Later that night, of course, came the notorious incident in which some of the host nation's fans kept Canadian players awake by setting off fireworks and playing loud music outside their hotel in an attempt to throw off the Canadians’ sleep prior to a 2-0 Panamanian victory.

In El Salvador, it’s more likely that the weather and the rather chewed-up pitch at the Estadio Cuscatlan – which is not expected to sell out for Tuesday's match – will affect Canada the most. But with a forecast of 76° F (24° C), albeit with high humidity, for the nighttime kickoff, it’s not expected to be as hostile as recent destinations like Honduras.

One can never be certain when it’s a World Cup qualifier, however.
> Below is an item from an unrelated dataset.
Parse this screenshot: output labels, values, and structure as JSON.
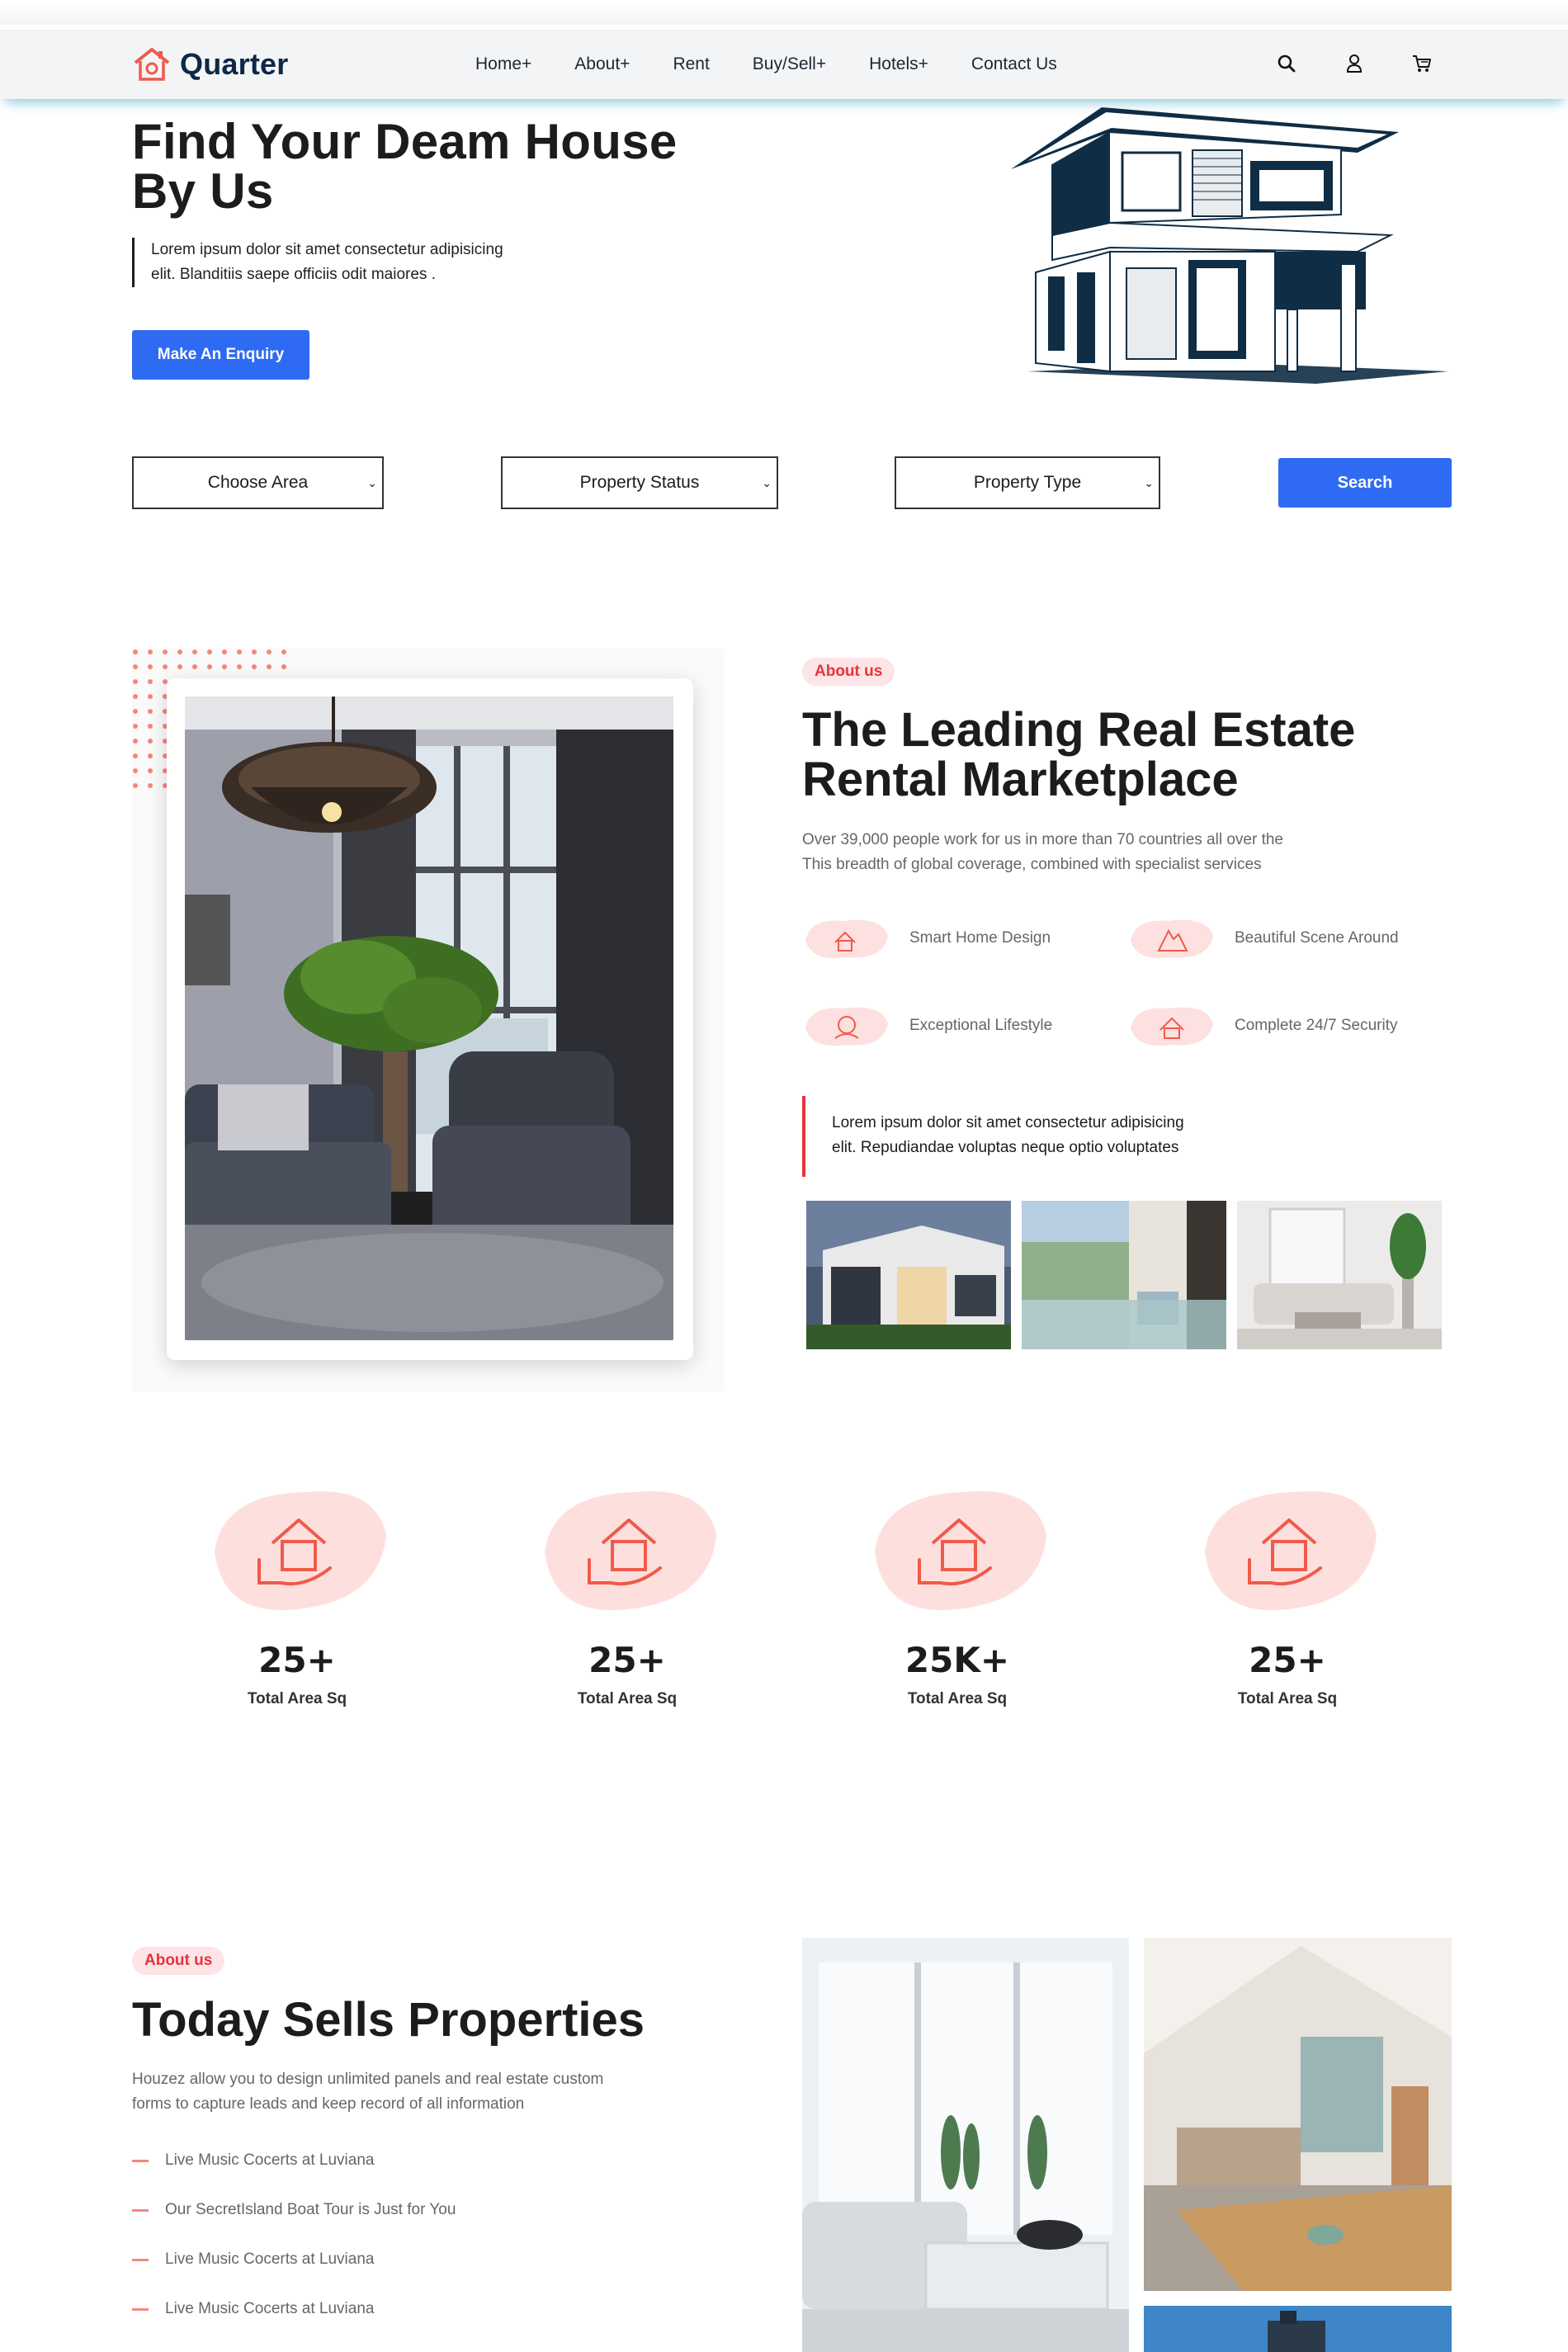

“It makes it a little bit easier, but every game down here is difficult,” said Will Johnson. “We know that from experience. I think the better feeling with our group is that we’ve got a lot of young guys that are coming down for the first time and feel confident to be able to perform in an environment like this and really enjoy the experience vs. being really intimidated by it.

“So I think that’s where we are. We’re confident. We know this is a huge opportunity and we know that this will hopefully be an easier challenge than going into Honduras or going into Mexico City.”

Hoilett is hoping to get a similar sort of organized performance as the one that got Canada three points over Honduras on Friday night. He impressed with good pace and touch on the ball, and provided the cross that led to Cyle Larin’s winning goal.

“The weather’s going to play a part in the game as well, but I expect us to go out to perform like we did the other night,” said Hoilett, who made his debut for Canada in October in a 1-1 draw with Ghana. “By staying compact and sticking to Benito’s game plan, I think we’ll get a result.”